(1907–1975) American physicist
Born in Shelby, Nebraska, Dunning was educated at the Wesleyan University, Nebraska, and at Columbia University, New York, where he obtained his PhD in 1934. He took up an appointment at Columbia in 1933, being made professor of physics in 1950.
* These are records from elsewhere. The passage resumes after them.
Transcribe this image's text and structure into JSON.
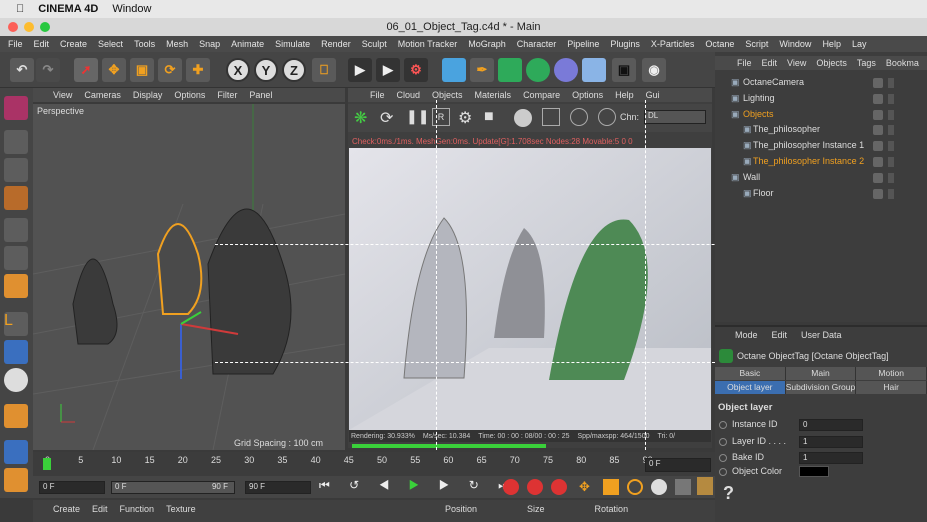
{
  "mac_menu": {
    "app": "CINEMA 4D",
    "window": "Window"
  },
  "window_title": "06_01_Object_Tag.c4d * - Main",
  "main_menu": [
    "File",
    "Edit",
    "Create",
    "Select",
    "Tools",
    "Mesh",
    "Snap",
    "Animate",
    "Simulate",
    "Render",
    "Sculpt",
    "Motion Tracker",
    "MoGraph",
    "Character",
    "Pipeline",
    "Plugins",
    "X-Particles",
    "Octane",
    "Script",
    "Window",
    "Help",
    "Lay"
  ],
  "toolbar_axes": [
    "X",
    "Y",
    "Z"
  ],
  "viewport": {
    "menu": [
      "View",
      "Cameras",
      "Display",
      "Options",
      "Filter",
      "Panel"
    ],
    "label": "Perspective",
    "grid_spacing": "Grid Spacing : 100 cm"
  },
  "live_viewer": {
    "menu": [
      "File",
      "Cloud",
      "Objects",
      "Materials",
      "Compare",
      "Options",
      "Help",
      "Gui"
    ],
    "channel_label": "Chn:",
    "channel_value": "DL",
    "status_line": "Check:0ms./1ms. MeshGen:0ms. Update[G]:1.708sec Nodes:28 Movable:5  0 0",
    "render_stats": [
      "Rendering: 30.933%",
      "Ms/sec: 10.384",
      "Time: 00 : 00 : 08/00 : 00 : 25",
      "Spp/maxspp: 464/1500",
      "Tri: 0/"
    ]
  },
  "timeline": {
    "ticks": [
      "0",
      "5",
      "10",
      "15",
      "20",
      "25",
      "30",
      "35",
      "40",
      "45",
      "50",
      "55",
      "60",
      "65",
      "70",
      "75",
      "80",
      "85",
      "90"
    ],
    "frame_display": "0 F",
    "start_field": "0 F",
    "range_start": "0 F",
    "range_end": "90 F",
    "end_field": "90 F"
  },
  "bottom_bar": {
    "left_menu": [
      "Create",
      "Edit",
      "Function",
      "Texture"
    ],
    "coord_headers": [
      "Position",
      "Size",
      "Rotation"
    ]
  },
  "object_manager": {
    "menu": [
      "File",
      "Edit",
      "View",
      "Objects",
      "Tags",
      "Bookma"
    ],
    "objects": [
      {
        "name": "OctaneCamera",
        "indent": 0,
        "color": "#dddddd"
      },
      {
        "name": "Lighting",
        "indent": 0,
        "color": "#dddddd"
      },
      {
        "name": "Objects",
        "indent": 0,
        "color": "#f0a020"
      },
      {
        "name": "The_philosopher",
        "indent": 1,
        "color": "#dddddd"
      },
      {
        "name": "The_philosopher Instance 1",
        "indent": 1,
        "color": "#dddddd"
      },
      {
        "name": "The_philosopher Instance 2",
        "indent": 1,
        "color": "#f0a020"
      },
      {
        "name": "Wall",
        "indent": 0,
        "color": "#dddddd"
      },
      {
        "name": "Floor",
        "indent": 1,
        "color": "#dddddd"
      }
    ]
  },
  "attributes": {
    "menu": [
      "Mode",
      "Edit",
      "User Data"
    ],
    "title": "Octane ObjectTag [Octane ObjectTag]",
    "tabs_row1": [
      "Basic",
      "Main",
      "Motion"
    ],
    "tabs_row2": [
      "Object layer",
      "Subdivision Group",
      "Hair"
    ],
    "section": "Object layer",
    "fields": [
      {
        "label": "Instance ID",
        "value": "0"
      },
      {
        "label": "Layer ID . . . .",
        "value": "1"
      },
      {
        "label": "Bake ID",
        "value": "1"
      }
    ],
    "color_label": "Object Color",
    "help": "?"
  }
}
Dunning was one of the key figures in the Manhattan project to build the first atomic bomb. It had been shown by Niels Bohr that the isotope uranium–235 would be more likely to sustain a neutron chain reaction than normal uranium. Only 7 out of every 1000 uranium atoms occurring naturally are uranium–235, which presents difficulties in extraction. Various techniques were tried and Dunning was placed in charge of the process of separation known as gaseous diffusion. This involved turning the uranium into a volatile compound (uranium hexafluoride, UF6) and passing the vapor through a diffusion filter. As 235U atoms are slightly less massive than the normal 238U they pass through the filter a little faster and can thus be concentrated. The difference in mass is so small, however, that simply to produce a gas enriched with 235U atoms required its passage through thousands of filters. It was largely through gaseous diffusion that sufficient enriched uranium was made available for the bomb to be built.
Subjects: Science and Mathematics.